But being able to see the rats, and the corruption, is one of the main challenges. In Alberta, anyone who spots one of the grain-nibbling, disease-carrying rodents is urged to call a toll-free number to “rat on a rat,” prompting a “rat patrol” to show up and exterminate the critter. Sure, there are false alarms – small gophers are often unintended victims – but the system has generally done its job for 60 years.

What about our political system? A democratic republic is intended to let the people vote in the best leaders and keep out the not-so-good ones. Is it working?

We say yes, in general, but it’s challenged by schemers who take advantage of its weaknesses. Voters need to know what’s happening and have real options, not just candidates who are on the take.

This is why open government and campaign finance reform are so important. It’s why journalists work to shine a light on the workings of government, why people should be suspicious any time government blocks transparency. It’s why whistleblowers who “rat on a rat” need to be protected from retaliation. It’s why the political money race is a problem, why campaign donations need to be strictly restrained, fully documented and attentively monitored. It’s why party bosses and other political gatekeepers need to filter candidates based on the issues, character and popularity, not on fundraising prowess, loyalty or schmoozing.

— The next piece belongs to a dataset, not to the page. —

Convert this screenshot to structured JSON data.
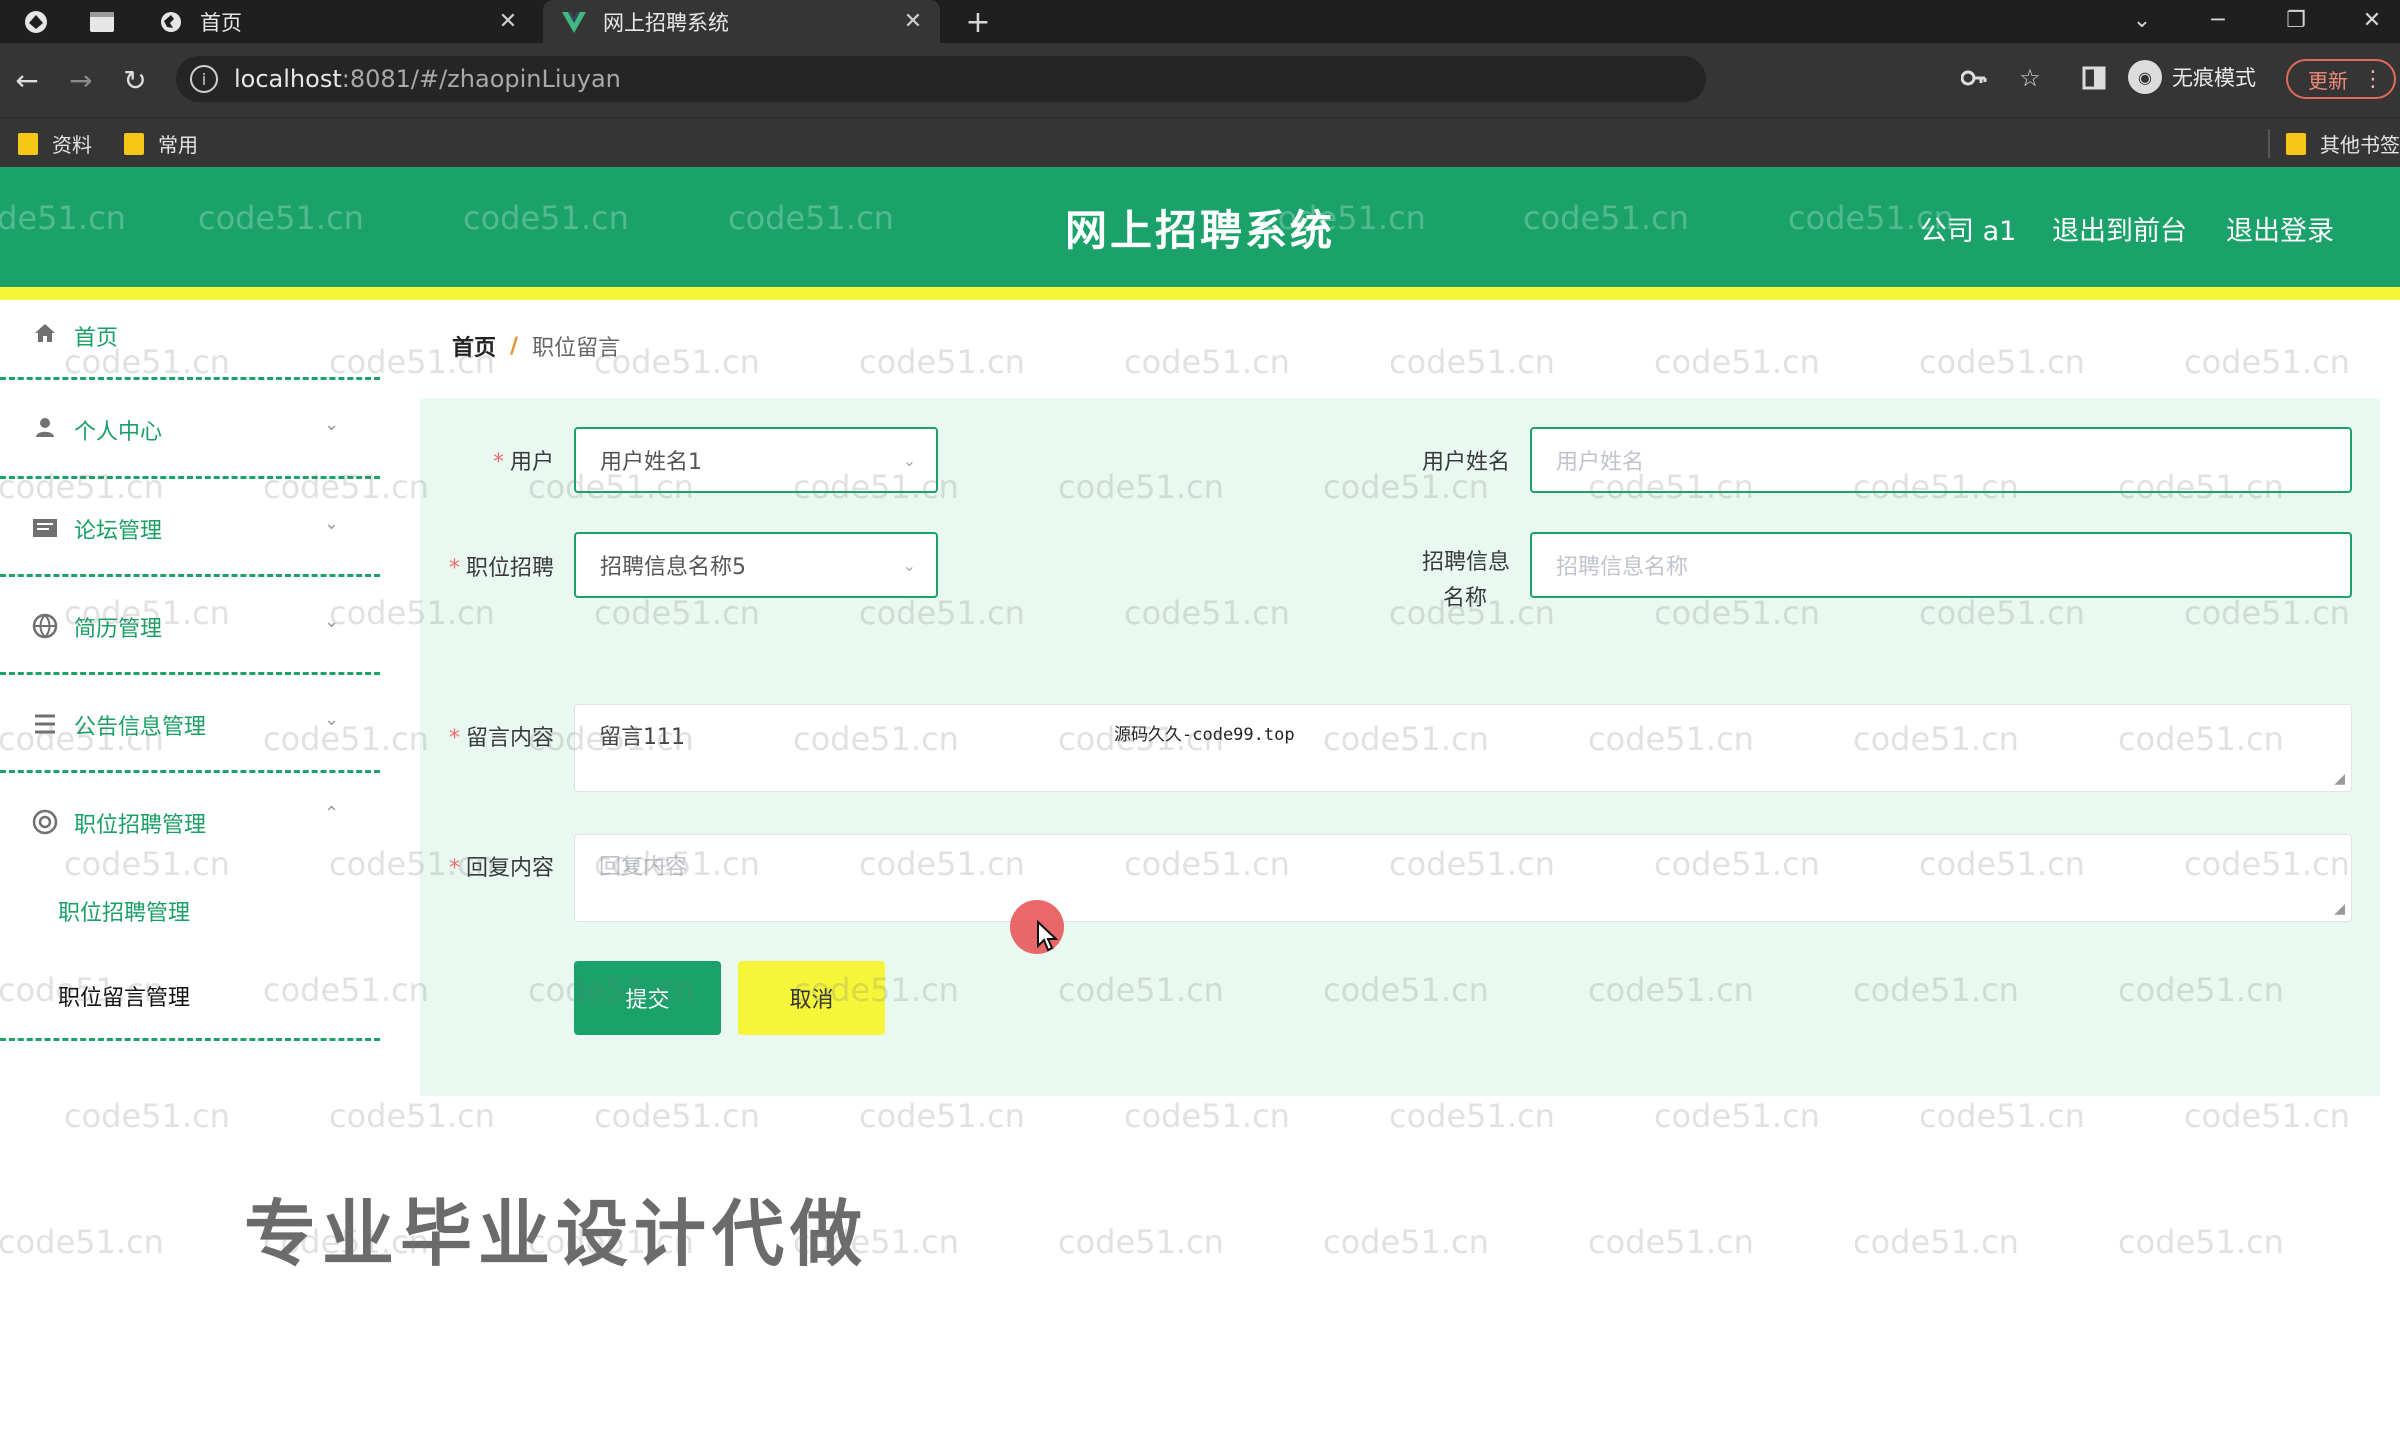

New York can root out the political rats. There sure seem to be a lot of them, but we have to try to shake this age-old reputation. The alternative is despair or apathy, which are fertile breeding conditions for vermin. As bad as it is, history shows us it can get worse.